Fiddler Player in the Barnyard Banties

Four things that stand out when meeting Carl Leming are his love for his wife Buzzy, music, flying and Jesse Stuart.

Born in Folsom, a rural town in Grant County, on Jan. 24, 1923, Carl Leming began playing the fiddle at an early age.

At 10 years old, he formed the Barnyard Banties with his younger brother John and two neighborhood boys. The group, sporting felt rooster comb hats, entered a band contest at the Liberty Theatre in Covington in 1933. The Barnyard Banties “tore the house down” and were even featured on ‘30s WCKY radio.

“We were four boys hardly big enough to carry our instruments back and forth,” he says. “We did appeal.”

After winning two contests in a row, the Barnyard Banties were barred from participating, but Carl continued to learn about playing the fiddle by playing in numerous bands, like The Nu Dixies, with numerous band mates, including his wife, Maybelle “Buzzy” Leming.

Carl did have another interest growing up: flying airplanes.

In March 1942, he was sworn into the U.S. Army Air Corps, training to be a fighter pilot after the attack on Pearl Harbor. After graduating in February 1943 and assignments at different posts, Carl was stationed in San Marcos, where he met Buzzy on a blind date. By Nov. 4, 1944, Carl and Buzzy were married.

Soon after the war ended, Delta Airlines hired Carl and moved the family to Georgia. Carl retired after 32 years with the airline company.

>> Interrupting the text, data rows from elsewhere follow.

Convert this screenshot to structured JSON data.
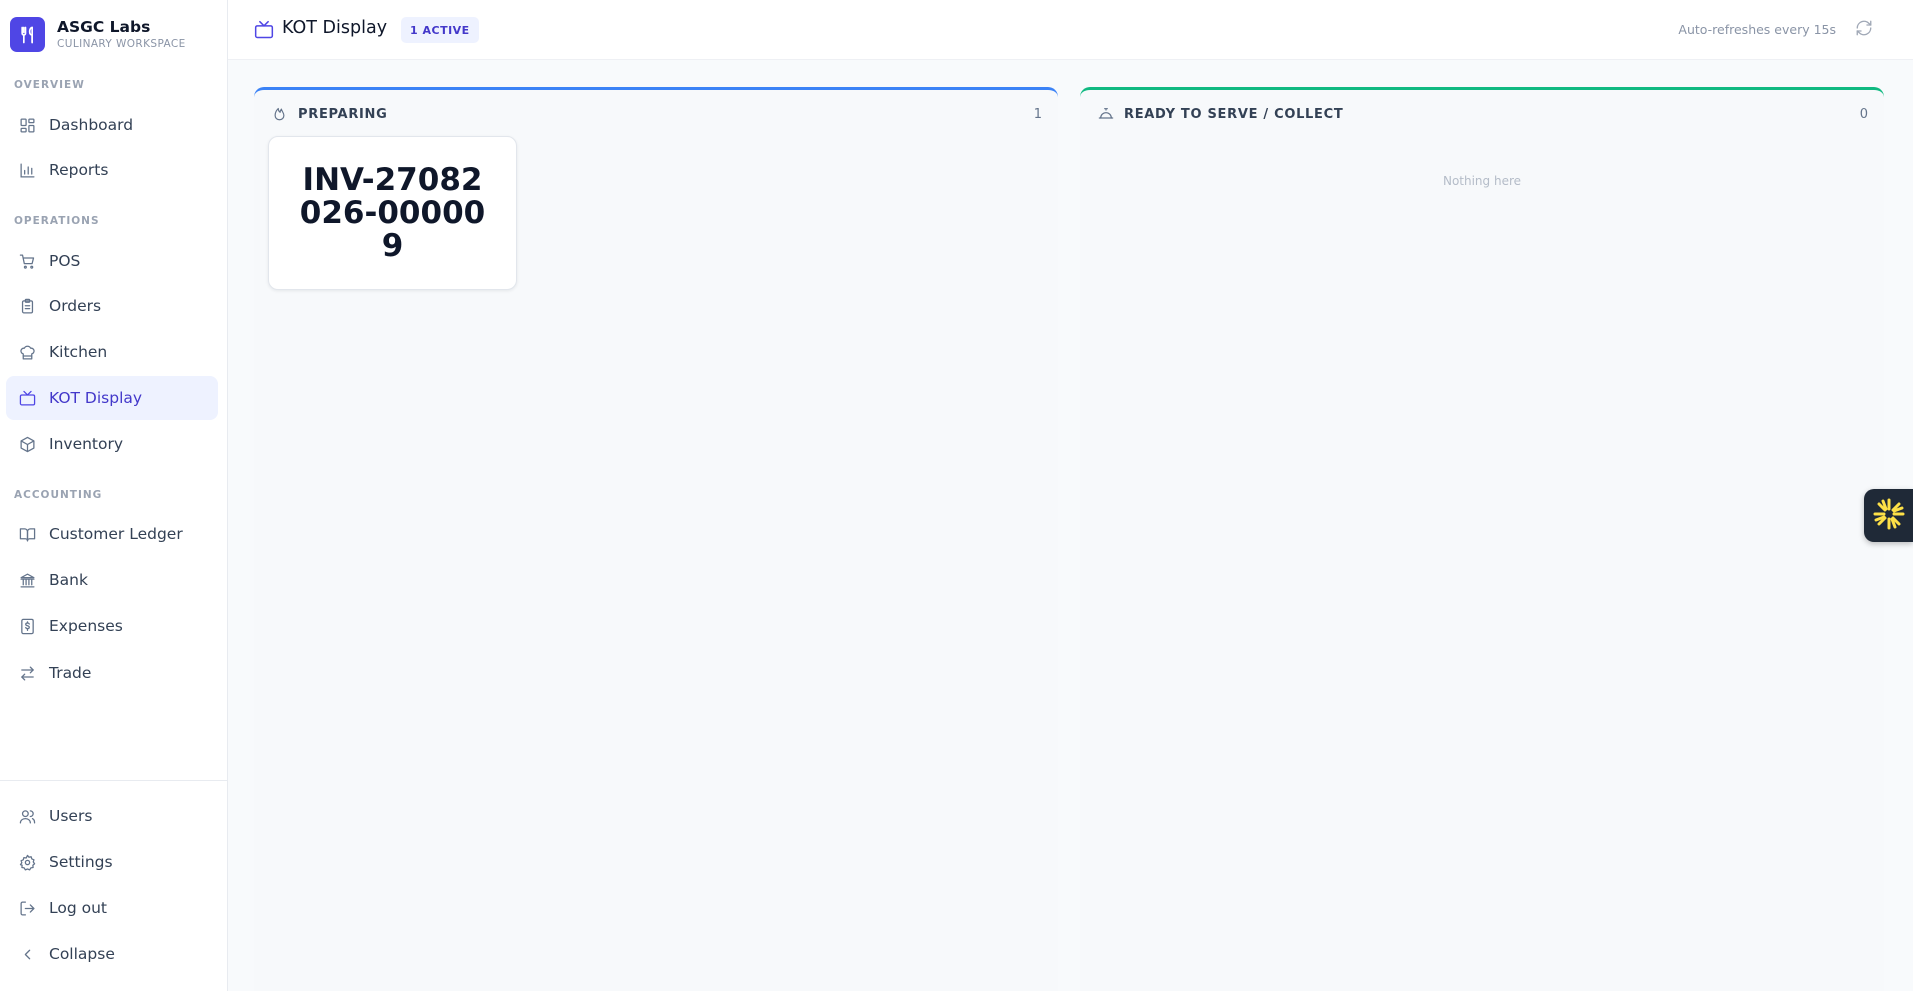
{
  "brand": {
    "name": "ASGC Labs",
    "subtitle": "CULINARY WORKSPACE",
    "color": "#4f46e5"
  },
  "sidebar": {
    "sections": {
      "overview": "OVERVIEW",
      "operations": "OPERATIONS",
      "accounting": "ACCOUNTING"
    },
    "items": {
      "dashboard": "Dashboard",
      "reports": "Reports",
      "pos": "POS",
      "orders": "Orders",
      "kitchen": "Kitchen",
      "kot_display": "KOT Display",
      "inventory": "Inventory",
      "customer_ledger": "Customer Ledger",
      "bank": "Bank",
      "expenses": "Expenses",
      "trade": "Trade"
    },
    "footer": {
      "users": "Users",
      "settings": "Settings",
      "logout": "Log out",
      "collapse": "Collapse"
    },
    "active_item": "kot_display"
  },
  "header": {
    "title": "KOT Display",
    "badge": "1 ACTIVE",
    "refresh_text": "Auto-refreshes every 15s"
  },
  "columns": {
    "preparing": {
      "title": "PREPARING",
      "count": "1",
      "accent": "#3b82f6",
      "cards": [
        {
          "invoice": "INV-27082026-000009"
        }
      ]
    },
    "ready": {
      "title": "READY TO SERVE / COLLECT",
      "count": "0",
      "accent": "#10b981",
      "empty_text": "Nothing here"
    }
  },
  "icons": {
    "brand": "utensils-icon",
    "widget": "asterisk-burst-icon"
  }
}
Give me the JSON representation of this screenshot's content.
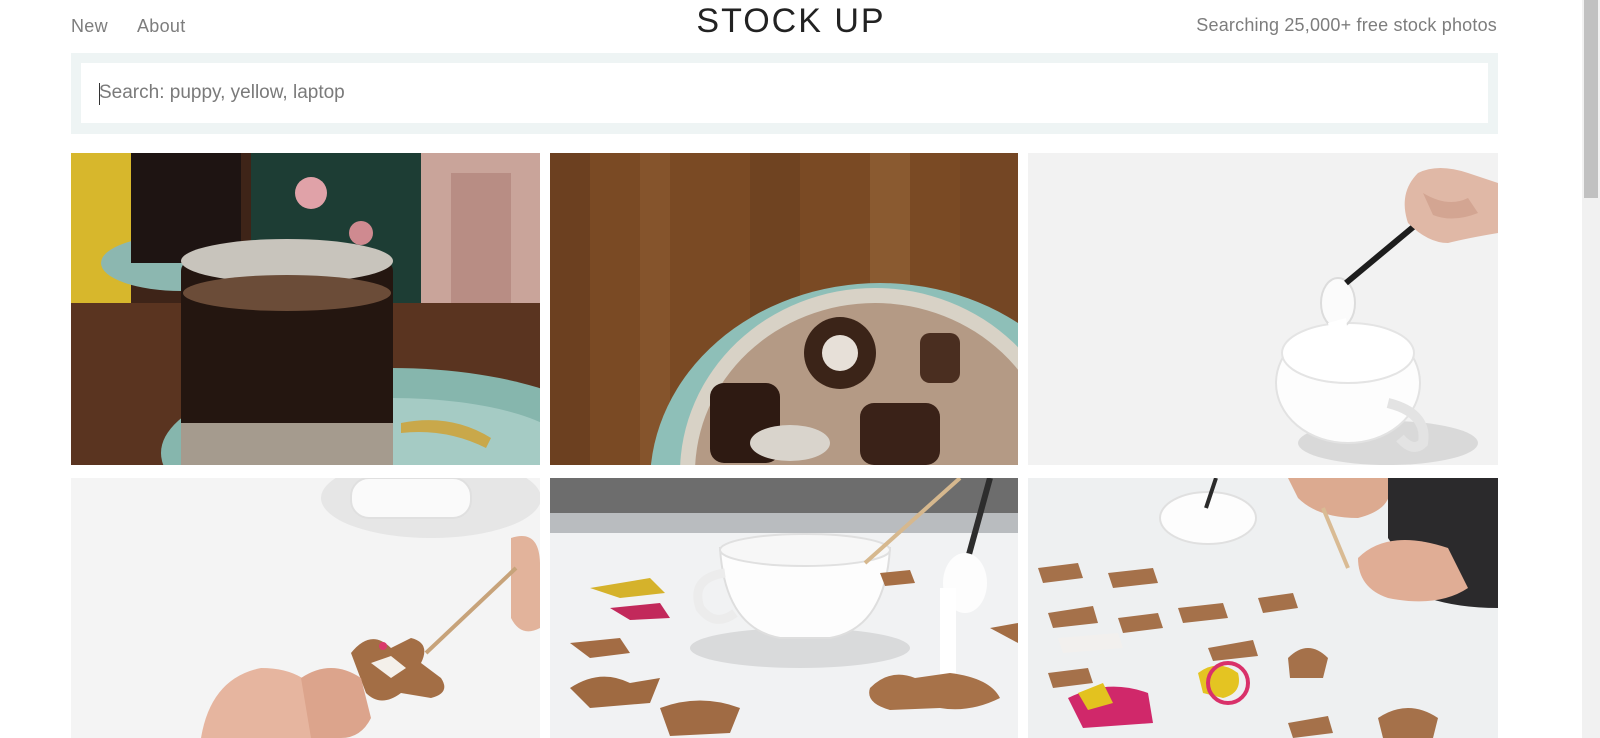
{
  "header": {
    "nav": [
      {
        "label": "New"
      },
      {
        "label": "About"
      }
    ],
    "logo": "STOCK UP",
    "tagline": "Searching 25,000+ free stock photos"
  },
  "search": {
    "placeholder": "Search: puppy, yellow, laptop",
    "value": ""
  },
  "photos": [
    {
      "subject": "iced coffee in glass on saucer"
    },
    {
      "subject": "iced coffee with milk viewed from above"
    },
    {
      "subject": "spoon dipping into cup of white icing"
    },
    {
      "subject": "decorating gingerbread cookie with icing stick"
    },
    {
      "subject": "spoon dripping icing onto cookie"
    },
    {
      "subject": "hands decorating rows of animal cookies"
    }
  ],
  "icons": {
    "photo": "image-icon"
  },
  "colors": {
    "search_background": "#eef4f4",
    "nav_text": "#7d7d7d",
    "logo_text": "#222222"
  }
}
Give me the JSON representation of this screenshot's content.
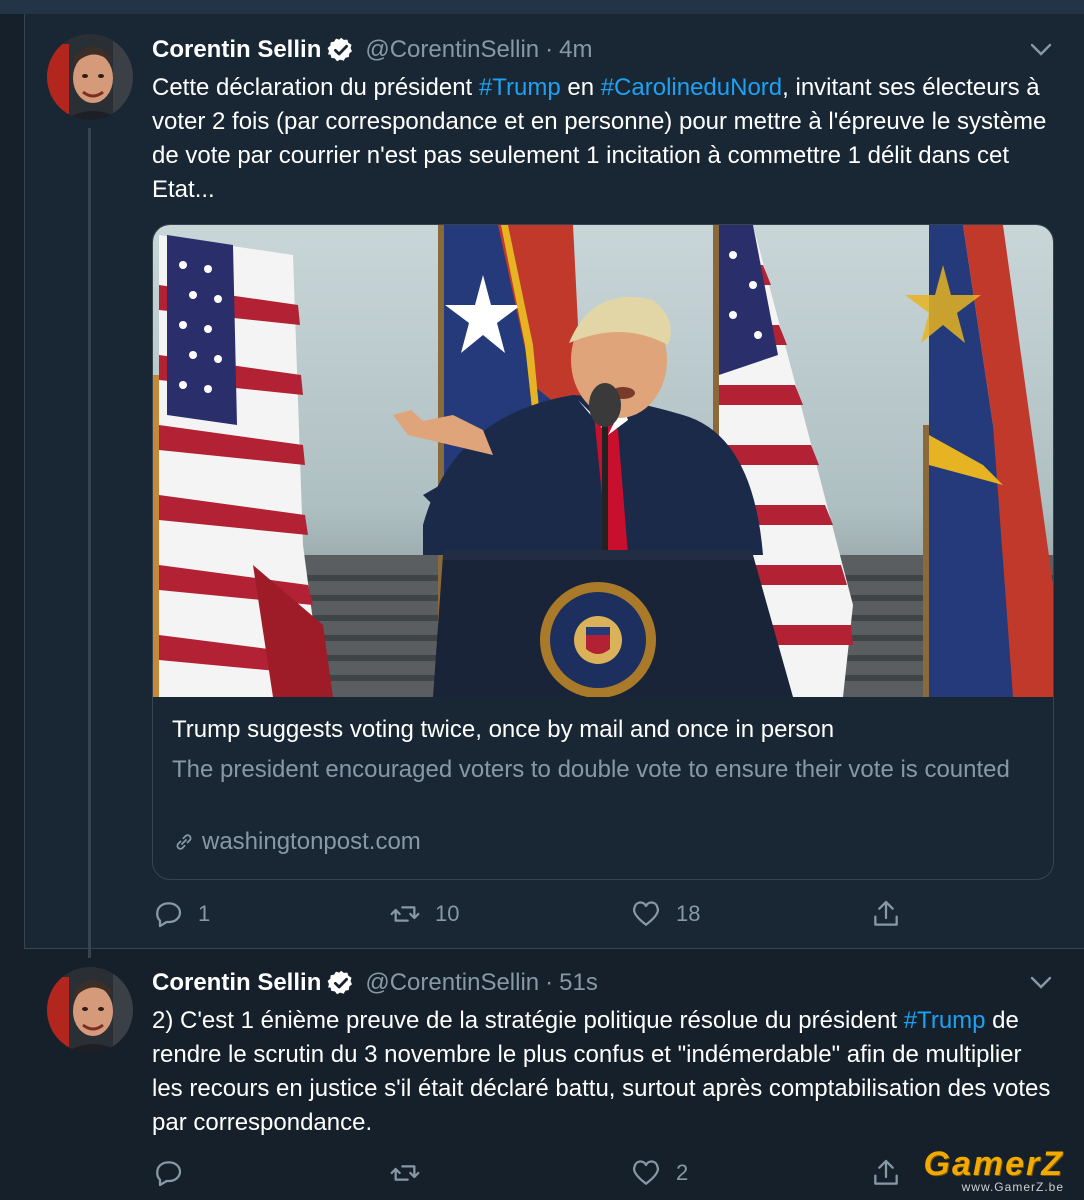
{
  "colors": {
    "background": "#15202b",
    "accent": "#1da1f2",
    "secondary_text": "#8899a6",
    "border": "#38444d"
  },
  "tweets": [
    {
      "author_name": "Corentin Sellin",
      "handle": "@CorentinSellin",
      "separator": "·",
      "time": "4m",
      "text": {
        "p1": "Cette déclaration du président ",
        "tag1": "#Trump",
        "p2": " en ",
        "tag2": "#CarolineduNord",
        "p3": ", invitant ses électeurs à voter 2 fois (par correspondance et en personne) pour mettre à l'épreuve le système de vote par courrier n'est pas seulement 1 incitation à commettre 1 délit dans cet Etat..."
      },
      "link_card": {
        "image_icon": "news-photo-image",
        "title": "Trump suggests voting twice, once by mail and once in person",
        "description": "The president encouraged voters to double vote to ensure their vote is counted",
        "domain": "washingtonpost.com"
      },
      "actions": {
        "replies": "1",
        "retweets": "10",
        "likes": "18"
      }
    },
    {
      "author_name": "Corentin Sellin",
      "handle": "@CorentinSellin",
      "separator": "·",
      "time": "51s",
      "text": {
        "p1": "2) C'est 1 énième preuve de la stratégie politique résolue du président ",
        "tag1": "#Trump",
        "p2": " de rendre le scrutin du 3 novembre le plus confus et \"indémerdable\" afin de multiplier les recours en justice s'il était déclaré battu, surtout après comptabilisation des votes par correspondance."
      },
      "actions": {
        "replies": "",
        "retweets": "",
        "likes": "2"
      }
    }
  ],
  "watermark": {
    "main": "GamerZ",
    "sub": "www.GamerZ.be"
  }
}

Carl and Buzzy made Kentucky their home once again in 1988, and in 1995 became involved with the Jesse Stuart Foundation as board members after Carl had a heart attack in 1992. He’s played fiddle at some of the foundation’s events.

– Alyssa Reck